__DATA TO USE__

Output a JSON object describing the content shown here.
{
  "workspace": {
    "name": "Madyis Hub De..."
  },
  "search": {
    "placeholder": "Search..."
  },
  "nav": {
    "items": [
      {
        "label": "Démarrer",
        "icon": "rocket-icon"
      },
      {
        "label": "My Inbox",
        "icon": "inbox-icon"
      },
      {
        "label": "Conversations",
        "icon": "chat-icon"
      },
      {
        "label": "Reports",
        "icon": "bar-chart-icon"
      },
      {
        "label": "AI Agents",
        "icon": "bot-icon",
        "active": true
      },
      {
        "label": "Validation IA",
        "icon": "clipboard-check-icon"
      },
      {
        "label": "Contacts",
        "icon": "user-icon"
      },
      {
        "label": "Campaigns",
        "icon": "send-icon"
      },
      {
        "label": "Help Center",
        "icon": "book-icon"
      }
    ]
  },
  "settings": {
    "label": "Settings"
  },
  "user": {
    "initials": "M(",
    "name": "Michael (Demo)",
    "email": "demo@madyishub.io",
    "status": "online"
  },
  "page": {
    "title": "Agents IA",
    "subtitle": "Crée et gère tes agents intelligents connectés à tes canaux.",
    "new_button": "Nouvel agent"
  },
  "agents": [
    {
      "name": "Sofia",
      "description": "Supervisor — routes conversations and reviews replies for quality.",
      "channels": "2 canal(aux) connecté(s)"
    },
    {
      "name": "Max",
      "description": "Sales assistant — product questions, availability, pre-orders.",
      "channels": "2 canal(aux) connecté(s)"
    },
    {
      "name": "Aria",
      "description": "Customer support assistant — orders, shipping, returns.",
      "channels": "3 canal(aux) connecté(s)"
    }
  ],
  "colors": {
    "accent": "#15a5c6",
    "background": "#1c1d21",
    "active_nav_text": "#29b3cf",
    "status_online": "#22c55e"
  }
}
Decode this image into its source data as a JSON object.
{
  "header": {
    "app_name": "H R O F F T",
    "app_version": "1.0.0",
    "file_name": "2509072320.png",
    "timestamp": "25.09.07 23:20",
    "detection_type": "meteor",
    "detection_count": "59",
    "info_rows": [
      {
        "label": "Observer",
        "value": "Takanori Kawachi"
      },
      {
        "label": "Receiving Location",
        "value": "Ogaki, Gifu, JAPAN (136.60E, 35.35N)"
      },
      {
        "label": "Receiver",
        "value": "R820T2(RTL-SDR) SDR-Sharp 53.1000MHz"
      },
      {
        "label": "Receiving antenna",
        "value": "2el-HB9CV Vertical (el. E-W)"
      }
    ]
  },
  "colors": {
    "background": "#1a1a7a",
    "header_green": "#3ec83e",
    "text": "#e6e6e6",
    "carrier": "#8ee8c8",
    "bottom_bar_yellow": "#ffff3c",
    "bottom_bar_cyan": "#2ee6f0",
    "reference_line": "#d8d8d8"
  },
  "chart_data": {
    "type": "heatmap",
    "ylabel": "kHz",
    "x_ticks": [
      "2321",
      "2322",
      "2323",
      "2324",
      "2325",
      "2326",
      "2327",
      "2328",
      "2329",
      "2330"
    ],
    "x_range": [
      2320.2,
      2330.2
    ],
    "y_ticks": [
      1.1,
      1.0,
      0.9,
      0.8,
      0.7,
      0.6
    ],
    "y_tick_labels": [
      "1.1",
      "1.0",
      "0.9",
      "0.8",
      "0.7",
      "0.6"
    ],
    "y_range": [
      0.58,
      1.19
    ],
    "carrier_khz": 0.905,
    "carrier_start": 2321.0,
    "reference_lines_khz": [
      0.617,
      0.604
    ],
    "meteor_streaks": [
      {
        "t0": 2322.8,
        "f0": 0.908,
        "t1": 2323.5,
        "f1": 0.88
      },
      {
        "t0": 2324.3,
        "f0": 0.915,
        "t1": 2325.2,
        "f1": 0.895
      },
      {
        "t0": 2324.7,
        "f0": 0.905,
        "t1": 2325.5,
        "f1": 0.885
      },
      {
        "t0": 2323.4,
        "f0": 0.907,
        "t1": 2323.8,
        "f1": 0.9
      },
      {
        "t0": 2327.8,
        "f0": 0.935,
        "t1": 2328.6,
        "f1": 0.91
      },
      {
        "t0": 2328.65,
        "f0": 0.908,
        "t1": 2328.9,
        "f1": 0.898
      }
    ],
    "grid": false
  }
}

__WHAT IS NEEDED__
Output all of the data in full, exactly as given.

__RESULT FOR THIS TASK__
Output a JSON object describing the content shown here.
{
  "workspace": {
    "name": "Madyis Hub De..."
  },
  "search": {
    "placeholder": "Search..."
  },
  "nav": {
    "items": [
      {
        "label": "Démarrer",
        "icon": "rocket-icon"
      },
      {
        "label": "My Inbox",
        "icon": "inbox-icon"
      },
      {
        "label": "Conversations",
        "icon": "chat-icon"
      },
      {
        "label": "Reports",
        "icon": "bar-chart-icon"
      },
      {
        "label": "AI Agents",
        "icon": "bot-icon",
        "active": true
      },
      {
        "label": "Validation IA",
        "icon": "clipboard-check-icon"
      },
      {
        "label": "Contacts",
        "icon": "user-icon"
      },
      {
        "label": "Campaigns",
        "icon": "send-icon"
      },
      {
        "label": "Help Center",
        "icon": "book-icon"
      }
    ]
  },
  "settings": {
    "label": "Settings"
  },
  "user": {
    "initials": "M(",
    "name": "Michael (Demo)",
    "email": "demo@madyishub.io",
    "status": "online"
  },
  "page": {
    "title": "Agents IA",
    "subtitle": "Crée et gère tes agents intelligents connectés à tes canaux.",
    "new_button": "Nouvel agent"
  },
  "agents": [
    {
      "name": "Sofia",
      "description": "Supervisor — routes conversations and reviews replies for quality.",
      "channels": "2 canal(aux) connecté(s)"
    },
    {
      "name": "Max",
      "description": "Sales assistant — product questions, availability, pre-orders.",
      "channels": "2 canal(aux) connecté(s)"
    },
    {
      "name": "Aria",
      "description": "Customer support assistant — orders, shipping, returns.",
      "channels": "3 canal(aux) connecté(s)"
    }
  ],
  "colors": {
    "accent": "#15a5c6",
    "background": "#1c1d21",
    "active_nav_text": "#29b3cf",
    "status_online": "#22c55e"
  }
}
Decode this image into its source data as a JSON object.
{
  "header": {
    "app_name": "H R O F F T",
    "app_version": "1.0.0",
    "file_name": "2509072320.png",
    "timestamp": "25.09.07 23:20",
    "detection_type": "meteor",
    "detection_count": "59",
    "info_rows": [
      {
        "label": "Observer",
        "value": "Takanori Kawachi"
      },
      {
        "label": "Receiving Location",
        "value": "Ogaki, Gifu, JAPAN (136.60E, 35.35N)"
      },
      {
        "label": "Receiver",
        "value": "R820T2(RTL-SDR) SDR-Sharp 53.1000MHz"
      },
      {
        "label": "Receiving antenna",
        "value": "2el-HB9CV Vertical (el. E-W)"
      }
    ]
  },
  "colors": {
    "background": "#1a1a7a",
    "header_green": "#3ec83e",
    "text": "#e6e6e6",
    "carrier": "#8ee8c8",
    "bottom_bar_yellow": "#ffff3c",
    "bottom_bar_cyan": "#2ee6f0",
    "reference_line": "#d8d8d8"
  },
  "chart_data": {
    "type": "heatmap",
    "ylabel": "kHz",
    "x_ticks": [
      "2321",
      "2322",
      "2323",
      "2324",
      "2325",
      "2326",
      "2327",
      "2328",
      "2329",
      "2330"
    ],
    "x_range": [
      2320.2,
      2330.2
    ],
    "y_ticks": [
      1.1,
      1.0,
      0.9,
      0.8,
      0.7,
      0.6
    ],
    "y_tick_labels": [
      "1.1",
      "1.0",
      "0.9",
      "0.8",
      "0.7",
      "0.6"
    ],
    "y_range": [
      0.58,
      1.19
    ],
    "carrier_khz": 0.905,
    "carrier_start": 2321.0,
    "reference_lines_khz": [
      0.617,
      0.604
    ],
    "meteor_streaks": [
      {
        "t0": 2322.8,
        "f0": 0.908,
        "t1": 2323.5,
        "f1": 0.88
      },
      {
        "t0": 2324.3,
        "f0": 0.915,
        "t1": 2325.2,
        "f1": 0.895
      },
      {
        "t0": 2324.7,
        "f0": 0.905,
        "t1": 2325.5,
        "f1": 0.885
      },
      {
        "t0": 2323.4,
        "f0": 0.907,
        "t1": 2323.8,
        "f1": 0.9
      },
      {
        "t0": 2327.8,
        "f0": 0.935,
        "t1": 2328.6,
        "f1": 0.91
      },
      {
        "t0": 2328.65,
        "f0": 0.908,
        "t1": 2328.9,
        "f1": 0.898
      }
    ],
    "grid": false
  }
}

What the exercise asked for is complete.